The other girls have talked about the trends in publishing--especially romance--so I'm going to talk about names.
You know what made the top ten list this year? Isabella and Jacob? Depending on which list you read, they both were in the top five. On one list they were both number one.I was glad to see that Edward didn't crack the top 100. I don't care how hot the glittering vampire is, I still see an old man when I think of Edward.
It's funny how a popular book or movie can inspire a generation of names. I'm sure the Dorothy's of the forties and fifties came from The Wizard of Oz. The eighties saw Luke and Laura's named after General Hospital's beloved couple.
My youngest daughter was named after Elizabeth Shue's character in Cocktail. I'd never heard of Jordan for a girl before that movie and I LOVED it. That was a naming trend in the early in Nineties--the feminization of male names for girls. My daughter grew up with Taylers, Sydneys, and more Jordans. It's a trend that continues in YA publishing to this day. Girls with boys names are stronger that other girls. Or our perception of them is. My daughter was born early and weighed under three pounds and to this day, I am sure part of her survival is due to the strong name I gave her.
Names are important--not only in life but in character. My main character wouldn't be the same kid if his name was Mark. Mark does not equal Bixby. A Mark is solid, stoic, but a little bland. (right now, really glad my cousin Mark doesn't read my blog). Bix is a blast.

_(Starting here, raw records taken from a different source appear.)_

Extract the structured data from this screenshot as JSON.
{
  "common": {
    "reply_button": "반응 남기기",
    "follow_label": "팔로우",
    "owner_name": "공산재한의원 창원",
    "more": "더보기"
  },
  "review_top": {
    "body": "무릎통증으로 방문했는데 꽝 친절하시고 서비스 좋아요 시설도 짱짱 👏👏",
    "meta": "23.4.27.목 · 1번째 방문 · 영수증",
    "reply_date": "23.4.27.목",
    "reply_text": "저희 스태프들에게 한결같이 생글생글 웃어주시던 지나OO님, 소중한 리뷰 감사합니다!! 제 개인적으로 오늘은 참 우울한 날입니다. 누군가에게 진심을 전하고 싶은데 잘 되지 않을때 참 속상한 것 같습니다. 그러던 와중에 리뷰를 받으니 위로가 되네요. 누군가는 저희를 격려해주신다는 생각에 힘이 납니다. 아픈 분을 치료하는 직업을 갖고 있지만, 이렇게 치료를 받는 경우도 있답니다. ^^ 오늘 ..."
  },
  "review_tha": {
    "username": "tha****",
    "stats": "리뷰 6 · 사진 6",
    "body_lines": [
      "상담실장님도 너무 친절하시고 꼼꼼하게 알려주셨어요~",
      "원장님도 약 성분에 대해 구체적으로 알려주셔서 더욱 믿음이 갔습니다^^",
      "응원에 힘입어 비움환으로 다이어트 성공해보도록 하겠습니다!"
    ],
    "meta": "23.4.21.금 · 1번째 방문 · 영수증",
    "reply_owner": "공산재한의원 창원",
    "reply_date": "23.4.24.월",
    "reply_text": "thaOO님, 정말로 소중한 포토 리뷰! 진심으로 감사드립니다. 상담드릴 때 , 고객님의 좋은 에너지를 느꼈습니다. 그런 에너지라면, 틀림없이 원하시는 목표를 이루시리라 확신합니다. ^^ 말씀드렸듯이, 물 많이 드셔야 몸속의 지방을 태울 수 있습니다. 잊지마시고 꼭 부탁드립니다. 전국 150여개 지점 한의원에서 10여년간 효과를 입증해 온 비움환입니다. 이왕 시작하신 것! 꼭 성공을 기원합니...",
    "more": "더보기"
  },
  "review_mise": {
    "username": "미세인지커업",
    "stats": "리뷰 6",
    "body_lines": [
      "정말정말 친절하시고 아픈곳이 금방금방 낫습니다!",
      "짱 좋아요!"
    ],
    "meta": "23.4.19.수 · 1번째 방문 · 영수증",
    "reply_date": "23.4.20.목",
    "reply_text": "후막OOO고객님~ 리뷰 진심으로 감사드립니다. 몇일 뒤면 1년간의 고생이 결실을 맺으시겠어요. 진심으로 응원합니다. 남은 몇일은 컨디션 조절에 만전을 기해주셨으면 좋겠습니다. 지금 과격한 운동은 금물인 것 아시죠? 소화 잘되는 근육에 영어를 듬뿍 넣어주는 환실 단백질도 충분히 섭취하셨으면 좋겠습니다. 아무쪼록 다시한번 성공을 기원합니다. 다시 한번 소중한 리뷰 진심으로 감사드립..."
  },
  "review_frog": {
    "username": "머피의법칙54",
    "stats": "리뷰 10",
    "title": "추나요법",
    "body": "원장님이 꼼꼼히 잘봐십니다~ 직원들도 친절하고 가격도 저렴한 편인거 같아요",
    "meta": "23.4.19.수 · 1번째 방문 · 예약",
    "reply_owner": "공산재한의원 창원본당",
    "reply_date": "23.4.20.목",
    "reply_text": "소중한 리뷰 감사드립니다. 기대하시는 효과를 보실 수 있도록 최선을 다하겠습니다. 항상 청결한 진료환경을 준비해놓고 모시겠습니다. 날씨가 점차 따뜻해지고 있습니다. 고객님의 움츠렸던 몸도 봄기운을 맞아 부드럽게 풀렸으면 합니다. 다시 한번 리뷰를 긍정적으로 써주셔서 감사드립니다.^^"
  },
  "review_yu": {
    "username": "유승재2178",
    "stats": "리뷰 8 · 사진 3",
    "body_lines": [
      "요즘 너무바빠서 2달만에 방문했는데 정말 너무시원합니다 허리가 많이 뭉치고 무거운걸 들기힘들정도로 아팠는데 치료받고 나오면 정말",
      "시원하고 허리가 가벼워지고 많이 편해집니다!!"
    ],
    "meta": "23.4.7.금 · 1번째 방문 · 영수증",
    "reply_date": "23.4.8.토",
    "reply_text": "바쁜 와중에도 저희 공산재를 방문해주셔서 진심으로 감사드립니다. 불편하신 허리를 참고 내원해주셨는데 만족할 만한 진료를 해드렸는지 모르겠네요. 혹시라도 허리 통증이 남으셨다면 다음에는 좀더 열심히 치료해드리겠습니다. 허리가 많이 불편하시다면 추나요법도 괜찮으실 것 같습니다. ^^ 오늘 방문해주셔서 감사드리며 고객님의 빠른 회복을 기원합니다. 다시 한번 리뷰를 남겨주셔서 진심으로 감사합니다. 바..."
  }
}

So, when you go to name your characters. Think long and hard. You could be starting your own trend.